- Extracted data entries -
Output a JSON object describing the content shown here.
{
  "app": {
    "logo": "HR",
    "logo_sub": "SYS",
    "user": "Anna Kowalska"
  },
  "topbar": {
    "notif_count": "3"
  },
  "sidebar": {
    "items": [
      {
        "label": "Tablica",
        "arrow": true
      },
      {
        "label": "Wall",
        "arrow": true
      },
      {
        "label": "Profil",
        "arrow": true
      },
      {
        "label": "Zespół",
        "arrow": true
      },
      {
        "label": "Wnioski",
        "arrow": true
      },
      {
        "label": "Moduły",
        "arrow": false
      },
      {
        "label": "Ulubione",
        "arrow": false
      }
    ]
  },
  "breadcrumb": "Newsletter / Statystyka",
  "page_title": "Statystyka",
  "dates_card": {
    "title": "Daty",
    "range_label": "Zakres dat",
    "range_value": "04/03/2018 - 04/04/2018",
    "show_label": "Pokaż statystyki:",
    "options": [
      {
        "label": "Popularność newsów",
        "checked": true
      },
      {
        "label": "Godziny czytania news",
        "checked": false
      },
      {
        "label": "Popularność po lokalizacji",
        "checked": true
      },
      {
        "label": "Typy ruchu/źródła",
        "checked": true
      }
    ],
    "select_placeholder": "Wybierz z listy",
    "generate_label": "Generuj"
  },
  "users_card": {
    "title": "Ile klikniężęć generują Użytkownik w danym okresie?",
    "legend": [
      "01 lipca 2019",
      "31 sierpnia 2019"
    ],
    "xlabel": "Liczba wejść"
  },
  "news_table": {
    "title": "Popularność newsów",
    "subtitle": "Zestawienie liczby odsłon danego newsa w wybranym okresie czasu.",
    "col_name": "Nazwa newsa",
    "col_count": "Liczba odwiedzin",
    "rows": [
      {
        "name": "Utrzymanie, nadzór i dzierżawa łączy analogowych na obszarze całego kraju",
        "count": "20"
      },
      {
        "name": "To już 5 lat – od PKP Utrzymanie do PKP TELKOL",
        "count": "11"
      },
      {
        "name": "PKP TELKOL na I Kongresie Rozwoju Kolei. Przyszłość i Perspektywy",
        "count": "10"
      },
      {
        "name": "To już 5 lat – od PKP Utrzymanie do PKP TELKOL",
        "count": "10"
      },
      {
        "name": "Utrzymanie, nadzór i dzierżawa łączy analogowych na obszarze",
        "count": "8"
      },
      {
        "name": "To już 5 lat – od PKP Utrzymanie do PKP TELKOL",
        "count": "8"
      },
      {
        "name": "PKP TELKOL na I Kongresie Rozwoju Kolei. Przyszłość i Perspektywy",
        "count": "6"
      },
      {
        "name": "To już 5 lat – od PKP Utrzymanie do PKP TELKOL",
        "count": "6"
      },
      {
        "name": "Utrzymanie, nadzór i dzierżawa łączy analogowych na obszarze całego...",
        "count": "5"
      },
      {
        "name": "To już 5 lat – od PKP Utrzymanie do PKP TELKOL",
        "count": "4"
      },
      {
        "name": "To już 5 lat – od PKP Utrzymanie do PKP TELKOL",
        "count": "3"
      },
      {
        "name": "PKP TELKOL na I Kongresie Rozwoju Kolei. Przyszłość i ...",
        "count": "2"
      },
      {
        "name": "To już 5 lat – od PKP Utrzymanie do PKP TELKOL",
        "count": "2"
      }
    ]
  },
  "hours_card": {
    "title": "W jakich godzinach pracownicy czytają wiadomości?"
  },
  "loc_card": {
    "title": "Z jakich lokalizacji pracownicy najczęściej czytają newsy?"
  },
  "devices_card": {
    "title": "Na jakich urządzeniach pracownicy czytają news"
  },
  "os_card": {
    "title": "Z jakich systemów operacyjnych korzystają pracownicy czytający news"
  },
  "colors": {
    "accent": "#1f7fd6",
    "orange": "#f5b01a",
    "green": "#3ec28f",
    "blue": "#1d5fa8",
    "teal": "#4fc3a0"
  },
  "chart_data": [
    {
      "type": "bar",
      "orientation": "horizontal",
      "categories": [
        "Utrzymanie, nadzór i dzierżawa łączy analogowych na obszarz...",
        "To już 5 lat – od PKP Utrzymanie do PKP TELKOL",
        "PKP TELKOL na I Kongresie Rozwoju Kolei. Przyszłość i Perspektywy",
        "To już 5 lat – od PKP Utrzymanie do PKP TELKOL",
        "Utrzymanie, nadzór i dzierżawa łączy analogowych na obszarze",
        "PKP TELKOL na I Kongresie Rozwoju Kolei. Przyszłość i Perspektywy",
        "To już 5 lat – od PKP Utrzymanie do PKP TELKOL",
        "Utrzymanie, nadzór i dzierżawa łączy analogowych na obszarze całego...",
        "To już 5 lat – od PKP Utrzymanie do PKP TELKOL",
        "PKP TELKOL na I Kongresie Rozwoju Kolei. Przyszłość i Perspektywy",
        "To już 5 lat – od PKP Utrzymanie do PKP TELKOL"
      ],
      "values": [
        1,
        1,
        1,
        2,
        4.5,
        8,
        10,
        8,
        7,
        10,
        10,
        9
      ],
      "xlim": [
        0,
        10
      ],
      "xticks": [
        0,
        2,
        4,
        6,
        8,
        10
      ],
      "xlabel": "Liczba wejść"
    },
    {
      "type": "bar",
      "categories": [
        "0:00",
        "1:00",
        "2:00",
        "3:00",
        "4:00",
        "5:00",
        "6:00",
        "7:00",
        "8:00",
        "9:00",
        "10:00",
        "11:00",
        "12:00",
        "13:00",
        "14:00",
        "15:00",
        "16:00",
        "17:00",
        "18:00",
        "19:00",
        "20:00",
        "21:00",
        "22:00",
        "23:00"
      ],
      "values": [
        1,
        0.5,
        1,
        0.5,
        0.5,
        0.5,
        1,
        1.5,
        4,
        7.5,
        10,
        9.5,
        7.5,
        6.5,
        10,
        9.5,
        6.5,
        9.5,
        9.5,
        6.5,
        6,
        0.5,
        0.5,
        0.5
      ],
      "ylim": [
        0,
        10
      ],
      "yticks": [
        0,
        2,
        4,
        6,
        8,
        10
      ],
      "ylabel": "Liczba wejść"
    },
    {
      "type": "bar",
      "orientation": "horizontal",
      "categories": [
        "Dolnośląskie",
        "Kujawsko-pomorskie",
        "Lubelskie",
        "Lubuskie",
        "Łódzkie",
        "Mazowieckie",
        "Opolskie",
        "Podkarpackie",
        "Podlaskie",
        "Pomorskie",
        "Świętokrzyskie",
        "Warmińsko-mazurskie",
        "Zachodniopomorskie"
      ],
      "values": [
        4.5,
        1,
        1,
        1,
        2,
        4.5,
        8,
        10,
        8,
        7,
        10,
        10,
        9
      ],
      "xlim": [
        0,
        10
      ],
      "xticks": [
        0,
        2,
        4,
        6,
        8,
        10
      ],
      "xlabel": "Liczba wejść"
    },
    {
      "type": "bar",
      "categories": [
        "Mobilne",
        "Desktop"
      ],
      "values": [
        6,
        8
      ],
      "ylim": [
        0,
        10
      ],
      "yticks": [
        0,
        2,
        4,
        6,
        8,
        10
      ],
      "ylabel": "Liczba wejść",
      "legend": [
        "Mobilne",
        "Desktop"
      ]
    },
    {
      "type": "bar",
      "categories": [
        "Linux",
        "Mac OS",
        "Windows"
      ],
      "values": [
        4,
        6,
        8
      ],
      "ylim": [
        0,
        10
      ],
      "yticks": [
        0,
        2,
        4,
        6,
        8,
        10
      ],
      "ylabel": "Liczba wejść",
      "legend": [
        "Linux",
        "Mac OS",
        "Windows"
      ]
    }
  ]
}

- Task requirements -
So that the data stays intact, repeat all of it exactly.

- Answer -
Output a JSON object describing the content shown here.
{
  "app": {
    "logo": "HR",
    "logo_sub": "SYS",
    "user": "Anna Kowalska"
  },
  "topbar": {
    "notif_count": "3"
  },
  "sidebar": {
    "items": [
      {
        "label": "Tablica",
        "arrow": true
      },
      {
        "label": "Wall",
        "arrow": true
      },
      {
        "label": "Profil",
        "arrow": true
      },
      {
        "label": "Zespół",
        "arrow": true
      },
      {
        "label": "Wnioski",
        "arrow": true
      },
      {
        "label": "Moduły",
        "arrow": false
      },
      {
        "label": "Ulubione",
        "arrow": false
      }
    ]
  },
  "breadcrumb": "Newsletter / Statystyka",
  "page_title": "Statystyka",
  "dates_card": {
    "title": "Daty",
    "range_label": "Zakres dat",
    "range_value": "04/03/2018 - 04/04/2018",
    "show_label": "Pokaż statystyki:",
    "options": [
      {
        "label": "Popularność newsów",
        "checked": true
      },
      {
        "label": "Godziny czytania news",
        "checked": false
      },
      {
        "label": "Popularność po lokalizacji",
        "checked": true
      },
      {
        "label": "Typy ruchu/źródła",
        "checked": true
      }
    ],
    "select_placeholder": "Wybierz z listy",
    "generate_label": "Generuj"
  },
  "users_card": {
    "title": "Ile klikniężęć generują Użytkownik w danym okresie?",
    "legend": [
      "01 lipca 2019",
      "31 sierpnia 2019"
    ],
    "xlabel": "Liczba wejść"
  },
  "news_table": {
    "title": "Popularność newsów",
    "subtitle": "Zestawienie liczby odsłon danego newsa w wybranym okresie czasu.",
    "col_name": "Nazwa newsa",
    "col_count": "Liczba odwiedzin",
    "rows": [
      {
        "name": "Utrzymanie, nadzór i dzierżawa łączy analogowych na obszarze całego kraju",
        "count": "20"
      },
      {
        "name": "To już 5 lat – od PKP Utrzymanie do PKP TELKOL",
        "count": "11"
      },
      {
        "name": "PKP TELKOL na I Kongresie Rozwoju Kolei. Przyszłość i Perspektywy",
        "count": "10"
      },
      {
        "name": "To już 5 lat – od PKP Utrzymanie do PKP TELKOL",
        "count": "10"
      },
      {
        "name": "Utrzymanie, nadzór i dzierżawa łączy analogowych na obszarze",
        "count": "8"
      },
      {
        "name": "To już 5 lat – od PKP Utrzymanie do PKP TELKOL",
        "count": "8"
      },
      {
        "name": "PKP TELKOL na I Kongresie Rozwoju Kolei. Przyszłość i Perspektywy",
        "count": "6"
      },
      {
        "name": "To już 5 lat – od PKP Utrzymanie do PKP TELKOL",
        "count": "6"
      },
      {
        "name": "Utrzymanie, nadzór i dzierżawa łączy analogowych na obszarze całego...",
        "count": "5"
      },
      {
        "name": "To już 5 lat – od PKP Utrzymanie do PKP TELKOL",
        "count": "4"
      },
      {
        "name": "To już 5 lat – od PKP Utrzymanie do PKP TELKOL",
        "count": "3"
      },
      {
        "name": "PKP TELKOL na I Kongresie Rozwoju Kolei. Przyszłość i ...",
        "count": "2"
      },
      {
        "name": "To już 5 lat – od PKP Utrzymanie do PKP TELKOL",
        "count": "2"
      }
    ]
  },
  "hours_card": {
    "title": "W jakich godzinach pracownicy czytają wiadomości?"
  },
  "loc_card": {
    "title": "Z jakich lokalizacji pracownicy najczęściej czytają newsy?"
  },
  "devices_card": {
    "title": "Na jakich urządzeniach pracownicy czytają news"
  },
  "os_card": {
    "title": "Z jakich systemów operacyjnych korzystają pracownicy czytający news"
  },
  "colors": {
    "accent": "#1f7fd6",
    "orange": "#f5b01a",
    "green": "#3ec28f",
    "blue": "#1d5fa8",
    "teal": "#4fc3a0"
  },
  "chart_data": [
    {
      "type": "bar",
      "orientation": "horizontal",
      "categories": [
        "Utrzymanie, nadzór i dzierżawa łączy analogowych na obszarz...",
        "To już 5 lat – od PKP Utrzymanie do PKP TELKOL",
        "PKP TELKOL na I Kongresie Rozwoju Kolei. Przyszłość i Perspektywy",
        "To już 5 lat – od PKP Utrzymanie do PKP TELKOL",
        "Utrzymanie, nadzór i dzierżawa łączy analogowych na obszarze",
        "PKP TELKOL na I Kongresie Rozwoju Kolei. Przyszłość i Perspektywy",
        "To już 5 lat – od PKP Utrzymanie do PKP TELKOL",
        "Utrzymanie, nadzór i dzierżawa łączy analogowych na obszarze całego...",
        "To już 5 lat – od PKP Utrzymanie do PKP TELKOL",
        "PKP TELKOL na I Kongresie Rozwoju Kolei. Przyszłość i Perspektywy",
        "To już 5 lat – od PKP Utrzymanie do PKP TELKOL"
      ],
      "values": [
        1,
        1,
        1,
        2,
        4.5,
        8,
        10,
        8,
        7,
        10,
        10,
        9
      ],
      "xlim": [
        0,
        10
      ],
      "xticks": [
        0,
        2,
        4,
        6,
        8,
        10
      ],
      "xlabel": "Liczba wejść"
    },
    {
      "type": "bar",
      "categories": [
        "0:00",
        "1:00",
        "2:00",
        "3:00",
        "4:00",
        "5:00",
        "6:00",
        "7:00",
        "8:00",
        "9:00",
        "10:00",
        "11:00",
        "12:00",
        "13:00",
        "14:00",
        "15:00",
        "16:00",
        "17:00",
        "18:00",
        "19:00",
        "20:00",
        "21:00",
        "22:00",
        "23:00"
      ],
      "values": [
        1,
        0.5,
        1,
        0.5,
        0.5,
        0.5,
        1,
        1.5,
        4,
        7.5,
        10,
        9.5,
        7.5,
        6.5,
        10,
        9.5,
        6.5,
        9.5,
        9.5,
        6.5,
        6,
        0.5,
        0.5,
        0.5
      ],
      "ylim": [
        0,
        10
      ],
      "yticks": [
        0,
        2,
        4,
        6,
        8,
        10
      ],
      "ylabel": "Liczba wejść"
    },
    {
      "type": "bar",
      "orientation": "horizontal",
      "categories": [
        "Dolnośląskie",
        "Kujawsko-pomorskie",
        "Lubelskie",
        "Lubuskie",
        "Łódzkie",
        "Mazowieckie",
        "Opolskie",
        "Podkarpackie",
        "Podlaskie",
        "Pomorskie",
        "Świętokrzyskie",
        "Warmińsko-mazurskie",
        "Zachodniopomorskie"
      ],
      "values": [
        4.5,
        1,
        1,
        1,
        2,
        4.5,
        8,
        10,
        8,
        7,
        10,
        10,
        9
      ],
      "xlim": [
        0,
        10
      ],
      "xticks": [
        0,
        2,
        4,
        6,
        8,
        10
      ],
      "xlabel": "Liczba wejść"
    },
    {
      "type": "bar",
      "categories": [
        "Mobilne",
        "Desktop"
      ],
      "values": [
        6,
        8
      ],
      "ylim": [
        0,
        10
      ],
      "yticks": [
        0,
        2,
        4,
        6,
        8,
        10
      ],
      "ylabel": "Liczba wejść",
      "legend": [
        "Mobilne",
        "Desktop"
      ]
    },
    {
      "type": "bar",
      "categories": [
        "Linux",
        "Mac OS",
        "Windows"
      ],
      "values": [
        4,
        6,
        8
      ],
      "ylim": [
        0,
        10
      ],
      "yticks": [
        0,
        2,
        4,
        6,
        8,
        10
      ],
      "ylabel": "Liczba wejść",
      "legend": [
        "Linux",
        "Mac OS",
        "Windows"
      ]
    }
  ]
}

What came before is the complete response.